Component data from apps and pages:
* * * * * * *

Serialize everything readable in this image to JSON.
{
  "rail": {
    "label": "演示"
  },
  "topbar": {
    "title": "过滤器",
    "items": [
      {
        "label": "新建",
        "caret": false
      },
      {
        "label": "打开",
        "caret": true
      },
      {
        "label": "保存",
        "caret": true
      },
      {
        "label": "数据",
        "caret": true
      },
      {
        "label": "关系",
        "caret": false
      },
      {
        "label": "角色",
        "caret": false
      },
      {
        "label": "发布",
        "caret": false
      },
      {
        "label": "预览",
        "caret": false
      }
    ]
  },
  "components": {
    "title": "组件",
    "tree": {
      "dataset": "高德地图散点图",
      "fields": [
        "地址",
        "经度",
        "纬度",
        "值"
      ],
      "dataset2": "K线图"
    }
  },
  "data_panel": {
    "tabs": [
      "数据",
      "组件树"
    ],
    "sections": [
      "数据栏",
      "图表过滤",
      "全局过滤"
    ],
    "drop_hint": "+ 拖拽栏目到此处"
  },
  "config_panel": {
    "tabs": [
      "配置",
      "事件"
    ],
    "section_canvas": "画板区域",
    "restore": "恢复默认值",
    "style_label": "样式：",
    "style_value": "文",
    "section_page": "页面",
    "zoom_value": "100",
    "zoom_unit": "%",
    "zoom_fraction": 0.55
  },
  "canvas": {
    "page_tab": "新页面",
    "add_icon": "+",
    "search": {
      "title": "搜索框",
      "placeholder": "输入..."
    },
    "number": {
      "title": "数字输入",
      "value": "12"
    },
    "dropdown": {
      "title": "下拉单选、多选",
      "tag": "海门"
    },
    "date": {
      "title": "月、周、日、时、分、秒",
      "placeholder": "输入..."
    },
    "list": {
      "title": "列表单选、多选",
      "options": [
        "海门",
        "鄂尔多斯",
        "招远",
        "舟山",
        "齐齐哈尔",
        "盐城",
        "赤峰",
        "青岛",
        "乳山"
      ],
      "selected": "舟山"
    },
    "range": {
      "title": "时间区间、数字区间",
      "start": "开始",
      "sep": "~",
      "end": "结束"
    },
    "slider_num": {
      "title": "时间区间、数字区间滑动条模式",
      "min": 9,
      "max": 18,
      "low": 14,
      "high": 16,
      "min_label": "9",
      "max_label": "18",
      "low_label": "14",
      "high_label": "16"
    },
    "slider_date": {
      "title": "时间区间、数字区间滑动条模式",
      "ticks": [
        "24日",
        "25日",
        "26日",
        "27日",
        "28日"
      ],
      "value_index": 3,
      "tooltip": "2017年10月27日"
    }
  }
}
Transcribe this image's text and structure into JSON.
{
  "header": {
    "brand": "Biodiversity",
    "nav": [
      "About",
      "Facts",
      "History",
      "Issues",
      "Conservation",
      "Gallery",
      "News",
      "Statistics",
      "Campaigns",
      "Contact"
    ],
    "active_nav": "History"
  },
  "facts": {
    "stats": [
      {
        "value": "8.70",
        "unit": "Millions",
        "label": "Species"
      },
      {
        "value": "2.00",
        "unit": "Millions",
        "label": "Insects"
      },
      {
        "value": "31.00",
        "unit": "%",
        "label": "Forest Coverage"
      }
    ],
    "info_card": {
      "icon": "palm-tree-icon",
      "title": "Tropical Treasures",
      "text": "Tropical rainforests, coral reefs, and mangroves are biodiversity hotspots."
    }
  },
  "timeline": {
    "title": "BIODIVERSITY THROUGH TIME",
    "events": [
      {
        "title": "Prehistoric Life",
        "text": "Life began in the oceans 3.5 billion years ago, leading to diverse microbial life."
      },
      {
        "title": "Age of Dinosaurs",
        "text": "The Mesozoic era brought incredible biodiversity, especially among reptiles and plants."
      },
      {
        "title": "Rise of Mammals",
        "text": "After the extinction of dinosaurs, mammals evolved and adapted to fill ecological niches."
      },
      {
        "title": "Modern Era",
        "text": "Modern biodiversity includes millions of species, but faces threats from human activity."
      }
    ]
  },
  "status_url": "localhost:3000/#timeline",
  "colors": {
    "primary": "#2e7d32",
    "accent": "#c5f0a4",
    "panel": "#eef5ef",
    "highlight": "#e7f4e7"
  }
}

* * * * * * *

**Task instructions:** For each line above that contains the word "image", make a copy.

**Answer box:**
Serialize everything readable in this image to JSON.
Transcribe this image's text and structure into JSON.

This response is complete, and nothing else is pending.